B) Approach Wedding Vocalist and Entertainment agencies
i) The response from these will vary. If they like your audio and photos they will take you on their books.
ii) Unlike the acting profession, you can belong to multiple singing and entertainment agencies. Some agencies will ask you keep them up to date with your availability. Others will just ask you if you’re available in the moment.
iii) Depending on the repertoire you’ve informed the agency you perform, you may find you’ll end up doing non-wedding gigs. If you’re finding you’re ending up in pubs and don’t want to be, you should consider changing your repertoire to something more appropriate for weddings.

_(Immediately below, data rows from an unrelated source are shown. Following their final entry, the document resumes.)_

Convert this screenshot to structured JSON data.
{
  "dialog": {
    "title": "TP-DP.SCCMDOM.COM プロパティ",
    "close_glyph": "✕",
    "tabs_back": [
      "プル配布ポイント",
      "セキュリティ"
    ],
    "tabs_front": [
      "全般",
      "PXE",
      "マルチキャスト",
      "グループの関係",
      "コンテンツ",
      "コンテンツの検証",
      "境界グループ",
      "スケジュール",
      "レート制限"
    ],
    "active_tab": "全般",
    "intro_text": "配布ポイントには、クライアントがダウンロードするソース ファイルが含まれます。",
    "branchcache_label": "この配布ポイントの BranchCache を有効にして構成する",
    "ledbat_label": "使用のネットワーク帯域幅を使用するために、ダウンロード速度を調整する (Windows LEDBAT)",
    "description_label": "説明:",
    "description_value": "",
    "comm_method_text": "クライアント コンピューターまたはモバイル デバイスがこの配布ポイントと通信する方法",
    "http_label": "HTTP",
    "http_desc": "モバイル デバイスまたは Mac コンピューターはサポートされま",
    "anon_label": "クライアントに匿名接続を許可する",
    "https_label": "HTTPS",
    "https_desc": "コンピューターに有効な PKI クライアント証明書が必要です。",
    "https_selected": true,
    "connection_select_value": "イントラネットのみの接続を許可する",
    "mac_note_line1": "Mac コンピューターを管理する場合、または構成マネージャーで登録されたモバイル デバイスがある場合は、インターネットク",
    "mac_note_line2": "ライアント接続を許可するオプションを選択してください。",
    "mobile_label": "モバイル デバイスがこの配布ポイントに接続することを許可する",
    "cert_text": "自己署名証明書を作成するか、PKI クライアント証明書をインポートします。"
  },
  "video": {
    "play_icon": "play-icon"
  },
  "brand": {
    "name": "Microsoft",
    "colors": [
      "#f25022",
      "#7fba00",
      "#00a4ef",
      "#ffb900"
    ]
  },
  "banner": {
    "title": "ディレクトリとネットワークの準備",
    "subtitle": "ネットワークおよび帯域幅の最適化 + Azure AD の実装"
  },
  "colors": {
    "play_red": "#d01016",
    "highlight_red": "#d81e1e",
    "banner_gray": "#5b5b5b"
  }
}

C) Use the Wedding Industry itself
i) Attend and perform at wedding fairs
Another great opportunity to showcase yourself with those 5 songs you’re really confident with. This time it’s in front of the right crowd who could potentially employ you. Exhibiting at wedding fairs can be costly but whenever I did it as a wedding vocalist I was charged half-price for my stand as I was providing entertainment for free.
The magazines will often hold their own wedding fairs, so people can be familiar with you before even attending if your advertisement has caught their attention. It also gives them a chance to see you in action as a wedding vocalist and enquiring about what you offer before booking you.
D) Approach local charities and offer your services for free
This an excellent way to market yourself for free. You get the potential to attract more customers. You’re also benefiting from not being under as much pressure to perform to perfection as you’re not being paid. So this could be seen as a dress rehearsal for the paid gigs coming your way. But ironically because you’re not being paid, you’re more than likely going to be more relaxed and give a better performance which will boost your confidence for the inevitable forthcoming paid gigs.
Working for free is something I advise you only do in the beginning or you’ll be bombarded with requests. Some of these may be morally difficult to turn down and leave you with a sense of guilt. But you need to make it clear to yourself and those that approach you that you are not a charity and are establishing a business. There will be charities that approach you and offer to pay your regular fees, but don’t sell yourself cheap in any situation if you’ve established yourself after a year or so.
Finally – How to keep getting gigs
be friendly and polite to the people that hired you and invite them to write you a testimonial
lways take and handout your business card at gigs – I don’t know one gig I haven’t been approached with someone saying they have a wedding coming up and are looking for a wedding vocalist, do I have a card? Always be friendly and polite to the people that hired you and invite them to write you a testimonial either by email, a review on facebook or if they allow, a video review.
Apart from repeating the advice above I’ve already given, I would advise you to keep on top of social media and always be learning new material to keep your website fresh. It also keeps your memory exercised for when you get new first dance requests at the last minute for weddings. That’s why I always ask for at least one month’s notice to learn and prepare a new song.
Finally be aware there will always be ups and downs in the rate of gigs you acquire in the life of a wedding vocalist. This generally will not be a reflection of you but will be due to other factors like:
• level of competition of other wedding vocalists
• people holding back on entertainment in general due to the current economy
• whether your website is as modern as it could be and optimized properly. Google makes changes to the search rankings periodically without telling anyone and these new factors could affect your website position.
But overall, if you follow all the guidelines you should be on course for a fruitful and satisfying new career. Good luck in your new adventure and keep moving forward with a positivity as I guarantee it is worth it.